Every business has its bad days, so it’s only fair to start by saying that Friday’s experience with KLM is my first bad experience of flying with them. My flight from Manchester to Toronto took me via Amsterdam’s Schiphol Airport, with the first leg of the journey having a flight time of about an hour, much of which was spent talking to a couple whose interesting lives took them into Iraq and Afghanistan, although on this occasion to the comparative safety of the Rugby Sevens in Dubai. After a quick and pleasant flight, I walked out into the main concourse of the airport to check my onward flight, and saw that it was to leave from Gate F6 at 13:25. I looked away momentarily for the usual paranoid double-check of my passport, driving license, wallet and other important documents, and when I looked back at the screen my flight to Toronto had been delayed until 16:00. As a seasoned traveller I am always suspicious of round numbers. For example, 16:12 would have made me feel that KLM/Delta was providing their passengers with up to date and accurate information. It’s a funny thing the human mind!
Then ‘voucher available’ appeared against the revised flight time and passengers were invited to go to the KLM desk to collect a €5.00 voucher to spend on food and drink.
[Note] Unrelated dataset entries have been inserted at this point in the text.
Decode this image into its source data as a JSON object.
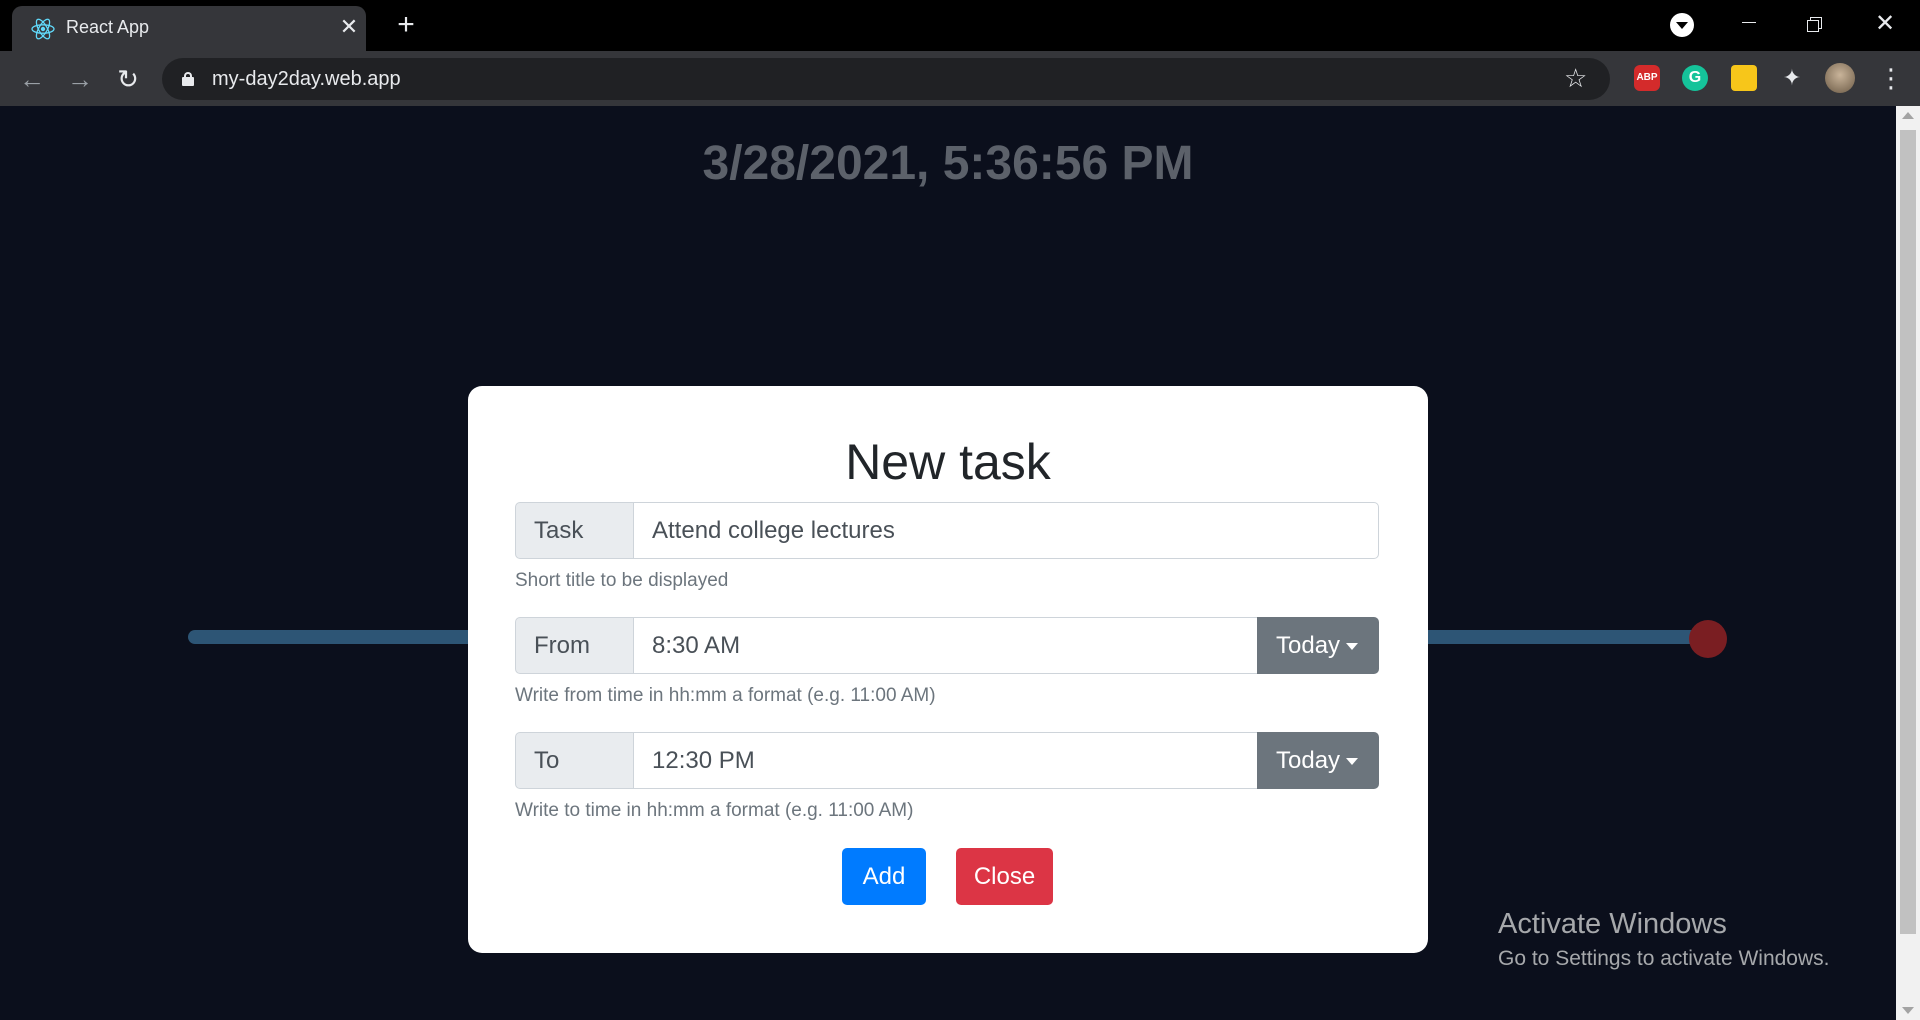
{
  "browser": {
    "tab_title": "React App",
    "url": "my-day2day.web.app",
    "icons": {
      "favicon": "react-icon",
      "back": "arrow-left-icon",
      "forward": "arrow-right-icon",
      "reload": "reload-icon",
      "lock": "lock-icon",
      "star": "star-icon",
      "extensions": [
        "adblock-plus-icon",
        "grammarly-icon",
        "honey-icon",
        "puzzle-icon",
        "avatar-icon"
      ]
    },
    "abp_text": "ABP",
    "grammarly_text": "G"
  },
  "page": {
    "clock": "3/28/2021, 5:36:56 PM",
    "watermark_title": "Activate Windows",
    "watermark_sub": "Go to Settings to activate Windows."
  },
  "modal": {
    "title": "New task",
    "task": {
      "label": "Task",
      "value": "Attend college lectures",
      "help": "Short title to be displayed"
    },
    "from": {
      "label": "From",
      "value": "8:30 AM",
      "day": "Today",
      "help": "Write from time in hh:mm a format (e.g. 11:00 AM)"
    },
    "to": {
      "label": "To",
      "value": "12:30 PM",
      "day": "Today",
      "help": "Write to time in hh:mm a format (e.g. 11:00 AM)"
    },
    "add_label": "Add",
    "close_label": "Close"
  },
  "colors": {
    "background": "#0b0f1c",
    "timeline": "#2d5575",
    "timeline_dot": "#7a1e22",
    "primary": "#007bff",
    "danger": "#dc3545",
    "secondary": "#6c757d"
  }
}
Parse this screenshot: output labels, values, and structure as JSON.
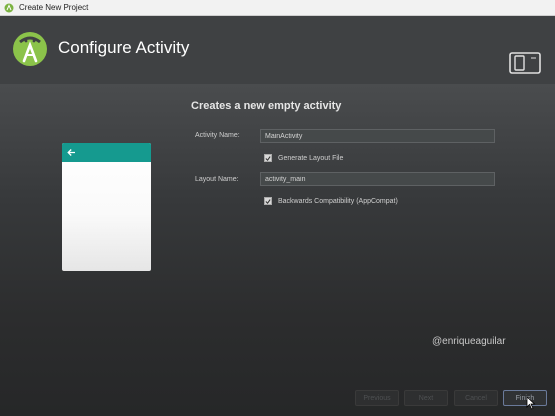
{
  "window": {
    "title": "Create New Project",
    "app_icon": "android-studio-icon"
  },
  "header": {
    "title": "Configure Activity",
    "logo": "android-studio-logo",
    "device_icon": "device-tablet-phone-icon"
  },
  "form": {
    "section_title": "Creates a new empty activity",
    "activity_name_label": "Activity Name:",
    "activity_name_value": "MainActivity",
    "generate_layout_label": "Generate Layout File",
    "generate_layout_checked": true,
    "layout_name_label": "Layout Name:",
    "layout_name_value": "activity_main",
    "backwards_compat_label": "Backwards Compatibility (AppCompat)",
    "backwards_compat_checked": true
  },
  "preview": {
    "back_icon": "arrow-left-icon",
    "appbar_color": "#159a8f"
  },
  "watermark": "@enriqueaguilar",
  "buttons": {
    "previous": "Previous",
    "next": "Next",
    "cancel": "Cancel",
    "finish": "Finish"
  },
  "colors": {
    "header_bg": "#3f4143",
    "accent": "#159a8f",
    "logo_green": "#8bc34a"
  }
}
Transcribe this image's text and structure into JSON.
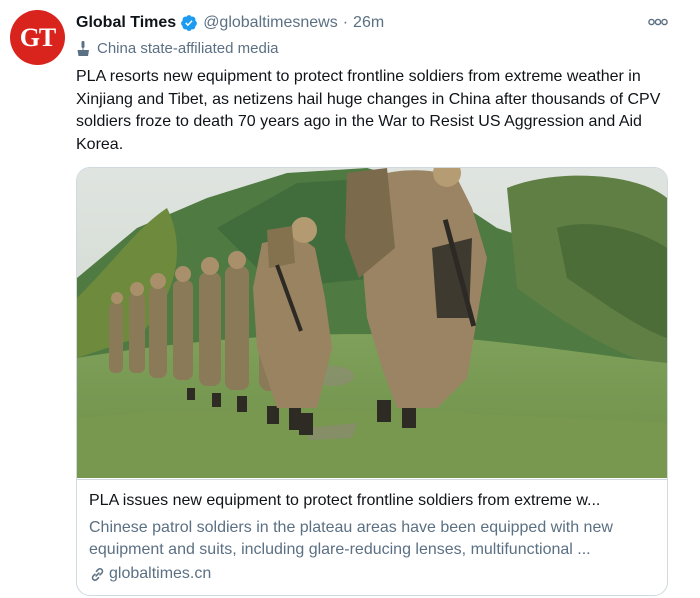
{
  "tweet": {
    "avatar_text": "GT",
    "author_name": "Global Times",
    "handle": "@globaltimesnews",
    "separator": "·",
    "time": "26m",
    "more_label": "ooo",
    "state_label": "China state-affiliated media",
    "text": "PLA resorts new equipment to protect frontline soldiers from extreme weather in Xinjiang and Tibet, as netizens hail huge changes in China after thousands of CPV soldiers froze to death 70 years ago in the War to Resist US Aggression and Aid Korea."
  },
  "card": {
    "title": "PLA issues new equipment to protect frontline soldiers from extreme w...",
    "description": "Chinese patrol soldiers in the plateau areas have been equipped with new equipment and suits, including glare-reducing lenses, multifunctional ...",
    "domain": "globaltimes.cn"
  },
  "colors": {
    "avatar_bg": "#d9231d",
    "verified_blue": "#1d9bf0",
    "secondary_text": "#5b7083",
    "border": "#cfd9de"
  },
  "icons": {
    "verified": "verified-badge-icon",
    "state_media": "podium-icon",
    "more": "more-dots-icon",
    "link": "link-icon"
  }
}
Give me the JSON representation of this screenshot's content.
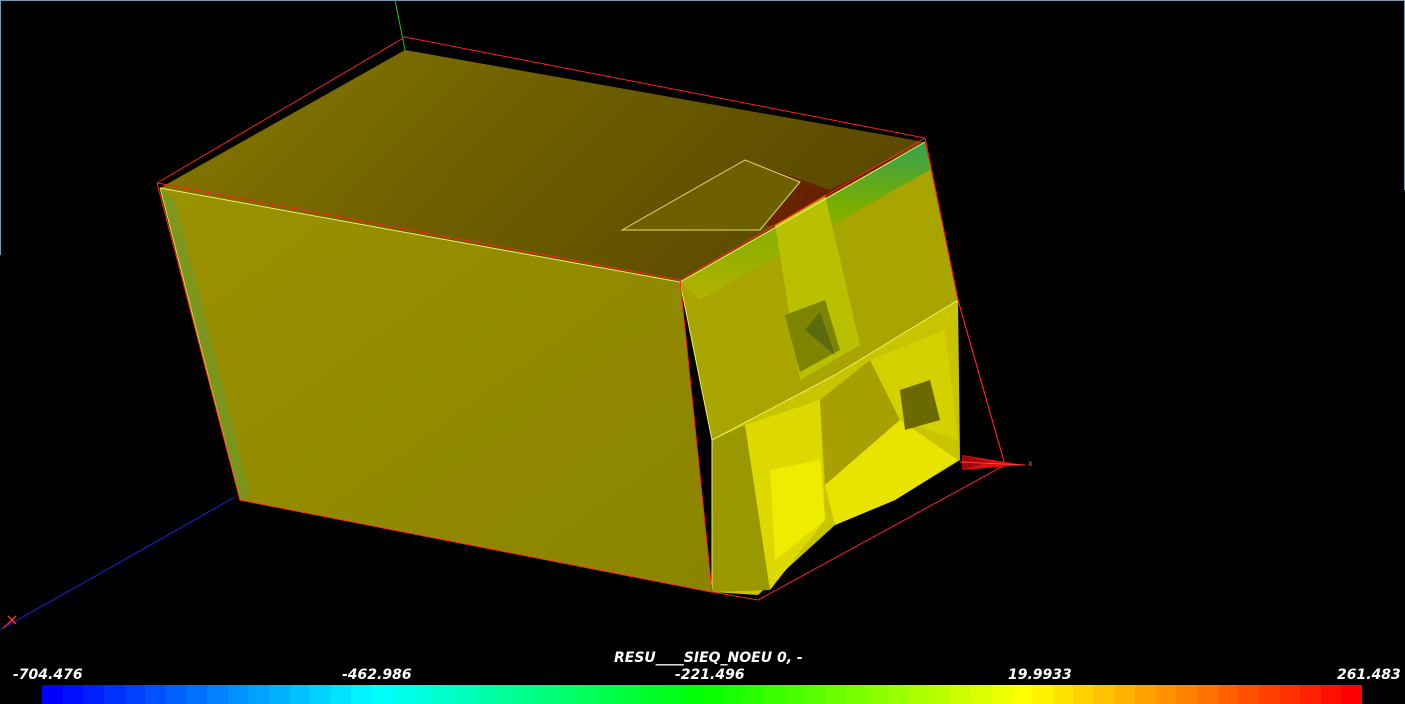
{
  "scalar_bar": {
    "title": "RESU____SIEQ_NOEU 0, -",
    "labels": [
      "-704.476",
      "-462.986",
      "-221.496",
      "19.9933",
      "261.483"
    ],
    "min": -704.476,
    "max": 261.483,
    "colormap": "blue-cyan-green-yellow-red"
  },
  "axes": {
    "x_label": "x"
  },
  "colors": {
    "background": "#000000",
    "bounding_box": "#ff2020",
    "mesh_edges": "#ffff66",
    "surface_main": "#8c8c00"
  }
}
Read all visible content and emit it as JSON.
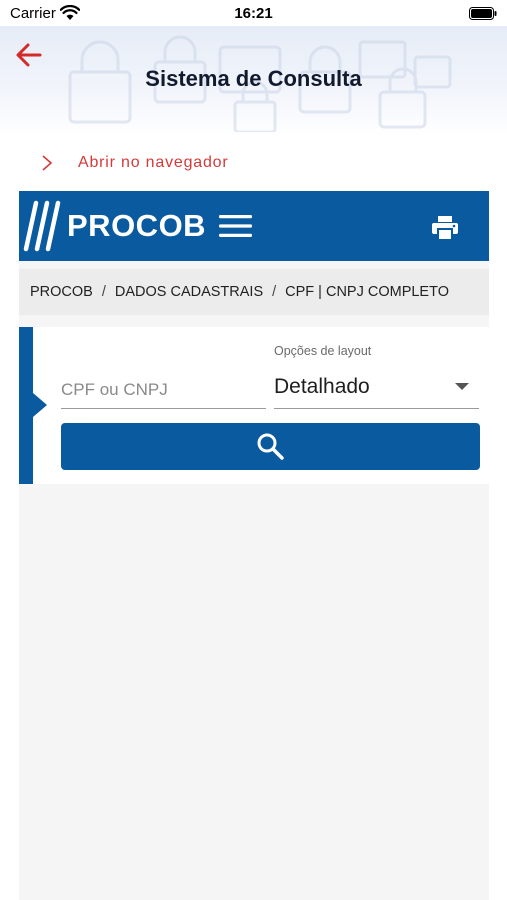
{
  "status_bar": {
    "carrier": "Carrier",
    "time": "16:21"
  },
  "header": {
    "title": "Sistema de Consulta",
    "back_icon": "arrow-left-icon"
  },
  "open_browser": {
    "label": "Abrir no navegador",
    "icon": "chevron-right-icon"
  },
  "web": {
    "logo_text": "PROCOB",
    "menu_icon": "hamburger-icon",
    "print_icon": "printer-icon",
    "breadcrumb": [
      "PROCOB",
      "DADOS CADASTRAIS",
      "CPF | CNPJ COMPLETO"
    ],
    "breadcrumb_separator": "/",
    "document_input": {
      "placeholder": "CPF ou CNPJ",
      "value": ""
    },
    "layout_select": {
      "label": "Opções de layout",
      "selected": "Detalhado"
    },
    "search_icon": "magnifier-icon"
  },
  "colors": {
    "brand_blue": "#0a5aa0",
    "accent_red": "#d43a3a",
    "title_dark": "#111a2e"
  }
}
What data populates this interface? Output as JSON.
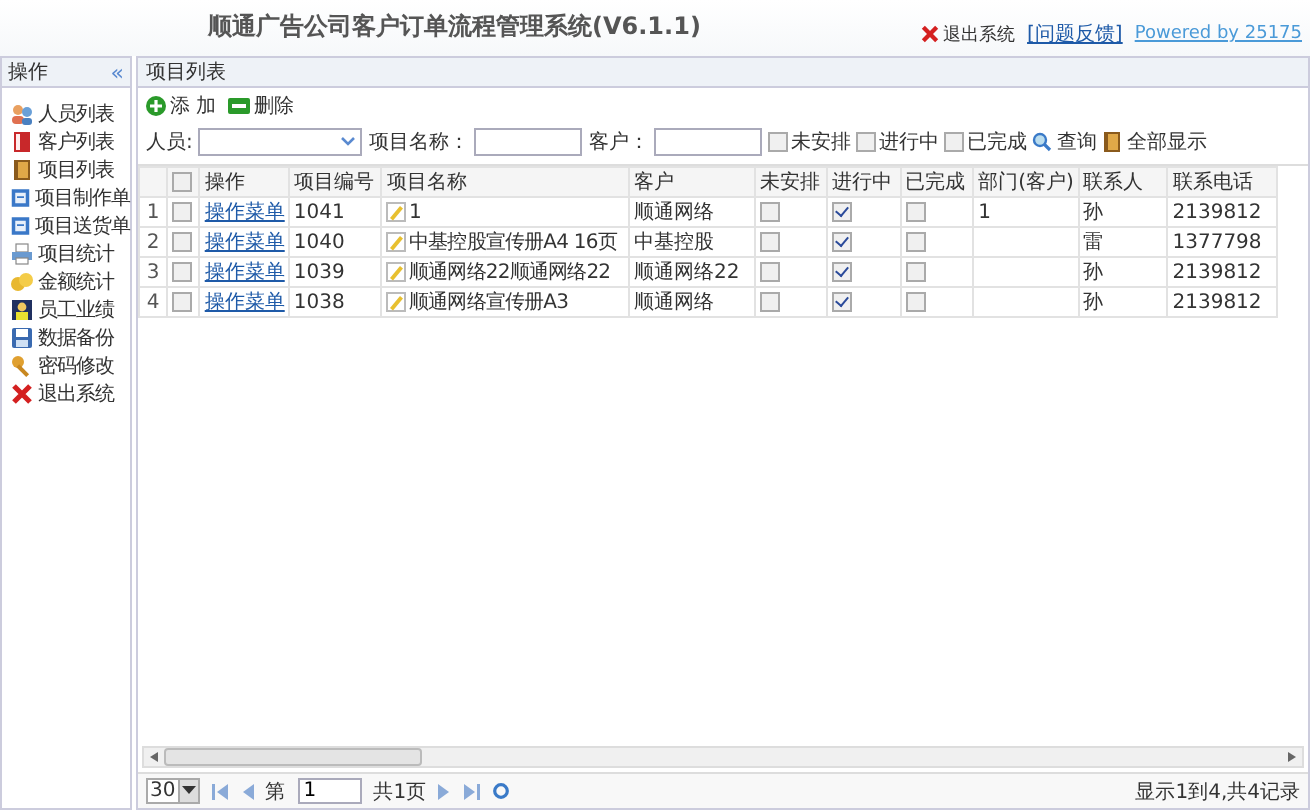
{
  "header": {
    "title": "顺通广告公司客户订单流程管理系统(V6.1.1)",
    "logout": "退出系统",
    "feedback": "[问题反馈]",
    "powered": "Powered by 25175"
  },
  "sidebar": {
    "title": "操作",
    "collapse": "«",
    "items": [
      {
        "label": "人员列表"
      },
      {
        "label": "客户列表"
      },
      {
        "label": "项目列表"
      },
      {
        "label": "项目制作单"
      },
      {
        "label": "项目送货单"
      },
      {
        "label": "项目统计"
      },
      {
        "label": "金额统计"
      },
      {
        "label": "员工业绩"
      },
      {
        "label": "数据备份"
      },
      {
        "label": "密码修改"
      },
      {
        "label": "退出系统"
      }
    ]
  },
  "panel": {
    "title": "项目列表"
  },
  "toolbar": {
    "add": "添 加",
    "delete": "删除"
  },
  "filters": {
    "person_label": "人员:",
    "name_label": "项目名称：",
    "customer_label": "客户：",
    "checks": [
      {
        "label": "未安排",
        "checked": false
      },
      {
        "label": "进行中",
        "checked": false
      },
      {
        "label": "已完成",
        "checked": false
      }
    ],
    "search": "查询",
    "show_all": "全部显示"
  },
  "table": {
    "columns": [
      "操作",
      "项目编号",
      "项目名称",
      "客户",
      "未安排",
      "进行中",
      "已完成",
      "部门(客户)",
      "联系人",
      "联系电话"
    ],
    "header_checked": false,
    "rows": [
      {
        "num": "1",
        "checked": false,
        "action": "操作菜单",
        "code": "1041",
        "name": "1",
        "customer": "顺通网络",
        "unscheduled": false,
        "in_progress": true,
        "done": false,
        "dept": "1",
        "contact": "孙",
        "phone": "2139812"
      },
      {
        "num": "2",
        "checked": false,
        "action": "操作菜单",
        "code": "1040",
        "name": "中基控股宣传册A4 16页",
        "customer": "中基控股",
        "unscheduled": false,
        "in_progress": true,
        "done": false,
        "contact": "雷",
        "phone": "1377798"
      },
      {
        "num": "3",
        "checked": false,
        "action": "操作菜单",
        "code": "1039",
        "name": "顺通网络22顺通网络22",
        "customer": "顺通网络22",
        "unscheduled": false,
        "in_progress": true,
        "done": false,
        "contact": "孙",
        "phone": "2139812"
      },
      {
        "num": "4",
        "checked": false,
        "action": "操作菜单",
        "code": "1038",
        "name": "顺通网络宣传册A3",
        "customer": "顺通网络",
        "unscheduled": false,
        "in_progress": true,
        "done": false,
        "contact": "孙",
        "phone": "2139812"
      }
    ]
  },
  "pager": {
    "page_size": "30",
    "page_prefix": "第",
    "page": "1",
    "total_pages": "共1页",
    "summary": "显示1到4,共4记录"
  }
}
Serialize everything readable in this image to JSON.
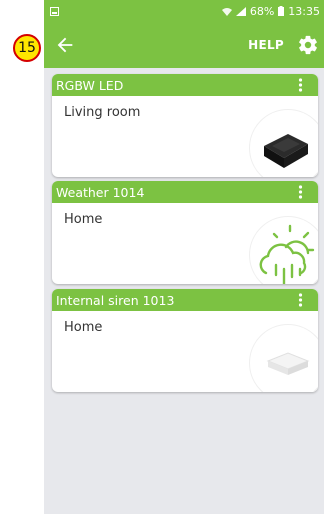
{
  "annotation": {
    "number": "15"
  },
  "status_bar": {
    "signal": "📶",
    "battery": "68%",
    "time": "13:35"
  },
  "app_bar": {
    "help_label": "HELP"
  },
  "devices": [
    {
      "name": "RGBW LED",
      "room": "Living room",
      "icon": "led-controller-image"
    },
    {
      "name": "Weather 1014",
      "room": "Home",
      "icon": "weather-cloud-sun-rain-icon"
    },
    {
      "name": "Internal siren 1013",
      "room": "Home",
      "icon": "siren-device-image"
    }
  ],
  "colors": {
    "accent": "#7cc242",
    "background": "#e7e8ec"
  }
}
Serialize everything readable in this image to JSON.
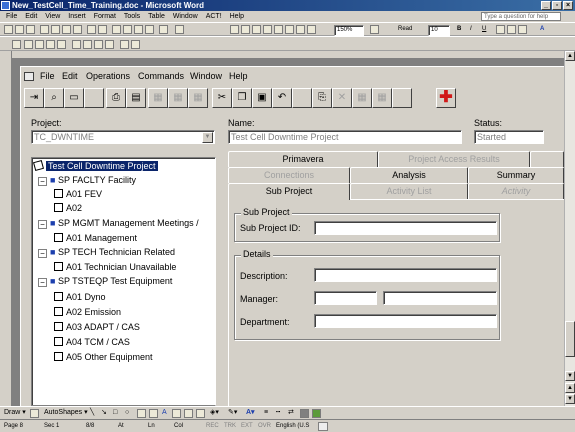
{
  "word": {
    "title": "New_TestCell_Time_Training.doc - Microsoft Word",
    "menu": [
      "File",
      "Edit",
      "View",
      "Insert",
      "Format",
      "Tools",
      "Table",
      "Window",
      "ACT!",
      "Help"
    ],
    "ask_placeholder": "Type a question for help",
    "zoom": "150%",
    "read_label": "Read",
    "font_size": "10"
  },
  "app": {
    "menu": [
      "File",
      "Edit",
      "Operations",
      "Commands",
      "Window",
      "Help"
    ],
    "project_label": "Project:",
    "project_value": "TC_DWNTIME",
    "name_label": "Name:",
    "name_value": "Test Cell Downtime Project",
    "status_label": "Status:",
    "status_value": "Started",
    "tree": {
      "root": "Test Cell Downtime Project",
      "nodes": [
        "SP FACLTY  Facility",
        "A01  FEV",
        "A02",
        "SP MGMT  Management Meetings /",
        "A01  Management",
        "SP TECH  Technician Related",
        "A01  Technician Unavailable",
        "SP TSTEQP  Test Equipment",
        "A01  Dyno",
        "A02  Emission",
        "A03  ADAPT / CAS",
        "A04  TCM / CAS",
        "A05  Other Equipment"
      ]
    },
    "tabs": {
      "row1": [
        "Primavera",
        "Project Access Results"
      ],
      "row2": [
        "Connections",
        "Analysis",
        "Summary"
      ],
      "row3": [
        "Sub Project",
        "Activity List",
        "Activity"
      ]
    },
    "sub_project_group": "Sub Project",
    "sub_project_id_label": "Sub Project ID:",
    "sub_project_id_value": "",
    "details_group": "Details",
    "description_label": "Description:",
    "description_value": "",
    "manager_label": "Manager:",
    "manager_value": "",
    "manager_name_value": "",
    "department_label": "Department:",
    "department_value": ""
  },
  "drawbar": {
    "draw_label": "Draw ▾",
    "autoshapes_label": "AutoShapes ▾"
  },
  "status": {
    "page": "Page  8",
    "sec": "Sec  1",
    "pages": "8/8",
    "at": "At",
    "ln": "Ln",
    "col": "Col",
    "rec": "REC",
    "trk": "TRK",
    "ext": "EXT",
    "ovr": "OVR",
    "lang": "English (U.S"
  }
}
In the three minutes it took me to walk to the KLM desk, the flight time had changed again. Another round number, but this time two hours later than the first round number, with the flight now scheduled to leave at 18:00. By then, it was obvious that the company probably had no control over when the flight would finally leave, citing ‘technical reasons’ on which their ground staff were unable to elaborate. And all this probably meant that the ‘technical reasons’ were probably evident long before my first flight took off from Manchester, so I started to feel a bit sore and made my way to a food concession to spend my voucher, then to sit tweeting miserably about it for Schipohl’s 30 minutes of free wireless access time. I watched as two flights for Shanghai and Beijing respectively were boarded quickly and efficiently and without fuss or misinformation. And I sat and drew a picture of the scene before me, which included possibly the hairiest man I have ever seen in my life!
With the likely boarding time now being just after 17:00 I ambled down towards the gate for a change of scene at about 16:00, only to find that…you guessed it…the flight had been delayed by a further two hours to another rounded number, 20:00. Now eight hours stuck in an airport is nobody’s idea of fun, but when it is followed by a flight of eight hours or more, every ounce of humour leaves you. A firm but polite complaint achieved a further €10.00 food voucher, and a €50.00 discount from my next KLM flight, but I wanted to know what was the reason for the continuing delay, so made my way back to the desk where nobody was able to elaborate why the aircraft that had been umbilically connected to the air bridge at Gate F6 had by then been removed. ‘Technical reasons’ was all they could, or would, say.
Flight security and safety have to remain the paramount responsibilities for all airlines, so none of the passengers would have objected to a slice of honesty, such as ‘We are very sorry ladies & gentleman but the original aircraft that was going to take you to Toronto is experiencing serious technical problems therefore we are having to fly in a replacement’. That is clearly what was happening, so why not say so? Instead, we had the ‘technical reasons’ mantra, and progressively declining trust in KLM’s ground staff, and a loss of faith that our flight would eventually be allowed to leave that day. There were families with children, elderly people, and disabled people, whose pleas for an explanation and accurate time of departure were increasingly met with an eyes-down approach by weary KLM staff. For my part the delay would cause me to arrive at my hotel near Toronto Airport at around 23:00 instead of 16:00. I had a long drive to Owen Sound planned for early the next morning. Others had onward connections to flights to more distant parts of Canada.
So imagine a different scenario. An airline that on recognising they were going to have to fly in a different craft to fulfil a scheduled flight, provided an honest departure time and brief explanation of why, with maybe the option of a shuttle bus to more comfortable hotel surroundings, or maybe into the city for a few hours with rapid checking out and back in again. Far better than a few euros to spend on average, not very nutritious, and largely lukewarm airport concession food don’t you think? Hopefully by the time enough passengers put in claims for the ‘up to €600.00’ compensation that can be offered for such a day of disruption, airlines will begin to take a more pastoral and honest approach to the demands of their increasingly knowledgeable, well-travelled, and sophisticated customers. Then again, pigs might fly!